  • There are no material barriers to the production of biological weapons. While certain reagents are currently controlled, the manufacturing processes for these materials and their widespread usage pose few barriers to circumvention. Unlike nuclear proliferation, there aren't any natural choke points.
  • Robb suggests further that, analogous to what has been happening in the realm of Internet computer crime, criminal networks will arise that will "actively produce weapons of bioterror for profit, and thereby become critical contributors to the global open source war now underway."

    For centuries, states held a monopoly on the means of large-scale violence. Globalization is bringing that monopoly to an end. In an era when the collective knowledge of humanity is increasingly available to anyone with an Internet connection, when people and goods are free to move pretty much anywhere in the world, overnight, and when weapons of mass destruction suddenly can be microscopic applications of ubiquitously available technology — all bets are off.

    This is a recipe for scenarios with a potential lethality perhaps limited only by perpetrators' consciences. Given that large numbers of people have no conscience, it's not an encouraging picture.

    Posted by Jonathan at January 8, 2007 05:56 PM  del.icio.us digg NewsVine Reddit YahooMyWeb

    Comments

    Bill Joy predicted this would happen a while back:

    http://www.wired.com/wired/archive/8.04/joy.html

    Maybe we'll have to (1) learn to be nice to each other, and (2) work out a way of accurately profiling genuine sociopaths and lock them all up before they cause too much harm (hey - I can go all authoritarian too :-)...

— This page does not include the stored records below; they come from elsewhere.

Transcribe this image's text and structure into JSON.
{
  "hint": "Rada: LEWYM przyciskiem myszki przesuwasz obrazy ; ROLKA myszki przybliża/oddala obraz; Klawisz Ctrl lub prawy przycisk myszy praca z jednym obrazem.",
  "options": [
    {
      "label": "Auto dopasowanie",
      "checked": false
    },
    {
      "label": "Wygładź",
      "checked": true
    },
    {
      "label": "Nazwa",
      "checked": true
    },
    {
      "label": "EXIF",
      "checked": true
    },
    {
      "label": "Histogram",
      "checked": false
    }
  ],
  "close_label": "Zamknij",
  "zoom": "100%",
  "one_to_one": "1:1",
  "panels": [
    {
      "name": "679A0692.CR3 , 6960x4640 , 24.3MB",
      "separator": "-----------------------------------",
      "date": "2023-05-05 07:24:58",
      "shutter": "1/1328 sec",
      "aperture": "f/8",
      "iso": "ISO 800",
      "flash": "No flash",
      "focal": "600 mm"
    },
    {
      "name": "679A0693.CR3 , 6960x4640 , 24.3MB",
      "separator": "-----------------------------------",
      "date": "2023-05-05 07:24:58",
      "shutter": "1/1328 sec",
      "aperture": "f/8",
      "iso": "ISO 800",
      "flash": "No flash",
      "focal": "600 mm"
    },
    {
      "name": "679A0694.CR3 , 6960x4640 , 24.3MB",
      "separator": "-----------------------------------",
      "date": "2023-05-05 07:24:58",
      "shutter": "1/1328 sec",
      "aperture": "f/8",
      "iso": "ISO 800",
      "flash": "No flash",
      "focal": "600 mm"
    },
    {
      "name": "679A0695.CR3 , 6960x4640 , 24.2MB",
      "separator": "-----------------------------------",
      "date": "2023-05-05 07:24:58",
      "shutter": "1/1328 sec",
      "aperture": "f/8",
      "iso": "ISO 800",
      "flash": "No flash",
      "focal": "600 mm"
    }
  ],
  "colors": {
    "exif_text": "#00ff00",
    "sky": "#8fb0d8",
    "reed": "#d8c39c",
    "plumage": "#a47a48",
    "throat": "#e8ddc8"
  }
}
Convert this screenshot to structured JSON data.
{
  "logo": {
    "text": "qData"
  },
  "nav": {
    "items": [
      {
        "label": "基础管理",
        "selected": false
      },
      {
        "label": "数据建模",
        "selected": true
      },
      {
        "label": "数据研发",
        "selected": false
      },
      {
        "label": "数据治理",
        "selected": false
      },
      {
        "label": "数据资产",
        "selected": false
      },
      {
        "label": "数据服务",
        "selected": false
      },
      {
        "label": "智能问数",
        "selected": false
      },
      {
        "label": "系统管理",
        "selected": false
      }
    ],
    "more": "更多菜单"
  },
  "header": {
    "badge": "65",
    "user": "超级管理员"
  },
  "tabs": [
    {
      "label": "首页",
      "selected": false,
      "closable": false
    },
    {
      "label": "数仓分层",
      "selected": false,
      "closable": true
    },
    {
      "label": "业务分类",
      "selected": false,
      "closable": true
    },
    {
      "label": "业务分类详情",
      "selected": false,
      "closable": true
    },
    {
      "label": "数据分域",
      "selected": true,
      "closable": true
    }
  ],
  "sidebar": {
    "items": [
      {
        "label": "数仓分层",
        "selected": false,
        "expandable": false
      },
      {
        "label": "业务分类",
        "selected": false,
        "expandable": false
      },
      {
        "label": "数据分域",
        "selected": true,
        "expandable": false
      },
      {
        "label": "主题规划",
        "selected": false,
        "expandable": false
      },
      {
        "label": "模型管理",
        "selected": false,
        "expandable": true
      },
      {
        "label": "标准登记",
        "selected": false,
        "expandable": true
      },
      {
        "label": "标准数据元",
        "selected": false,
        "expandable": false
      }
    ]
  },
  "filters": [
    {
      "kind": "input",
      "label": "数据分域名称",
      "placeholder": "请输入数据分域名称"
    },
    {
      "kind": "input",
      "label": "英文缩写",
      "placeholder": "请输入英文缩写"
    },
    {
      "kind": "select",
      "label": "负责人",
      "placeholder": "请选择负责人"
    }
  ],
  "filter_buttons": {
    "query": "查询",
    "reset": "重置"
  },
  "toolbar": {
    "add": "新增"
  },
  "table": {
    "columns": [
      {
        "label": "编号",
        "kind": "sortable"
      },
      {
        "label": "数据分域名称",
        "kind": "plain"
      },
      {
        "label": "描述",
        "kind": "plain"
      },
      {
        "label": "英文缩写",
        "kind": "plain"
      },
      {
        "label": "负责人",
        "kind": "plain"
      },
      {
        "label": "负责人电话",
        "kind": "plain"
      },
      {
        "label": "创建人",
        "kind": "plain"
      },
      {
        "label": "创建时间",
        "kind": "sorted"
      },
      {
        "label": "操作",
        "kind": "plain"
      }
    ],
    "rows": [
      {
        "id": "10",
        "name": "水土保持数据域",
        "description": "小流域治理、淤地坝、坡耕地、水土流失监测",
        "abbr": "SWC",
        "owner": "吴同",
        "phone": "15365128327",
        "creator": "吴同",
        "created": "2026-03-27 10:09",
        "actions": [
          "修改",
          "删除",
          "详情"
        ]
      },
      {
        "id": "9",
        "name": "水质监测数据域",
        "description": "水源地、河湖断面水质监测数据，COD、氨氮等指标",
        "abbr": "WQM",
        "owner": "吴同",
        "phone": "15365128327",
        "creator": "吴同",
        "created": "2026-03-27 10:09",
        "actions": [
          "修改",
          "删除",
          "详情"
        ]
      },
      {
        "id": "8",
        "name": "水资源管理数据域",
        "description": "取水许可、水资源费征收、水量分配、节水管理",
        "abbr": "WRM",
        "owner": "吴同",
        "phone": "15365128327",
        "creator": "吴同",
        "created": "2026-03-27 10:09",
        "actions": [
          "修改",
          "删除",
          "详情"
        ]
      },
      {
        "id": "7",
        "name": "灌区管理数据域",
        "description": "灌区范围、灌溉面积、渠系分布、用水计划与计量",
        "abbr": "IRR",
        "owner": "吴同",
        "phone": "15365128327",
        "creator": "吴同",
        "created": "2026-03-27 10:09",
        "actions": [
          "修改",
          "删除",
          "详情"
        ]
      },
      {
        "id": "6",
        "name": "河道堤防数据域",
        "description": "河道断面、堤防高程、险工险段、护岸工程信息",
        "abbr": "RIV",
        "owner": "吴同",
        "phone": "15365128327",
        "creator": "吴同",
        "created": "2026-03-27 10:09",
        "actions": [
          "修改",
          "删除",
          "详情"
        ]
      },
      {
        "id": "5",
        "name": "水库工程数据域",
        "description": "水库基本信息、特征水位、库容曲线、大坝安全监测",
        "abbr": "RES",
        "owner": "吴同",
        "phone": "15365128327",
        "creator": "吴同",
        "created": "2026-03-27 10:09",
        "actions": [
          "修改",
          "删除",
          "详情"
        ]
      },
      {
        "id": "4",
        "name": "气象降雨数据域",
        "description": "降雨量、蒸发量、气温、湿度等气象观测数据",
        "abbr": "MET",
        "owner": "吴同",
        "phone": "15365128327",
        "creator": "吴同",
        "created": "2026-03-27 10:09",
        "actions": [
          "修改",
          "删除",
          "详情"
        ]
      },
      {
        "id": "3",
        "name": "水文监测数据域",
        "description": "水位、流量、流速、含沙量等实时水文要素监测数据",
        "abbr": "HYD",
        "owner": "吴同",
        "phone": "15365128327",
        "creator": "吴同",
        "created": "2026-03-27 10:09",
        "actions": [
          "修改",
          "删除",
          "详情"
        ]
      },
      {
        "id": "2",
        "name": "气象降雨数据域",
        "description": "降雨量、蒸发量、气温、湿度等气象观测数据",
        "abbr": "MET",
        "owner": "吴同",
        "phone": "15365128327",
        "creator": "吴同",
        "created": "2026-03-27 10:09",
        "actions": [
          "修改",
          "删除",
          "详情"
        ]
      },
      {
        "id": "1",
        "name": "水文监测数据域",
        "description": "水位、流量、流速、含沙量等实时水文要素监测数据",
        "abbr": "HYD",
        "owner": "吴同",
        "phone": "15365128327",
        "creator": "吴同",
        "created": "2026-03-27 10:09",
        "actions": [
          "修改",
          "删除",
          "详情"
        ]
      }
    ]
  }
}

    Posted by: Big Gav at January 9, 2007 05:48 AM

    Might be a good time to review good infection control in your life, along with healthy eating to keep the biobugs at bay. Ginger, garlic, any of the 30 biocide spices...consider adding them and use the global food network to get them to you.
    http://www.sciencedaily.com/releases/1998/03/980305053307.htm


    (a willingness to not be in cities might also be a good plan - infection control via avoiding others)

    Posted by: eric blair at January 9, 2007 08:17 AM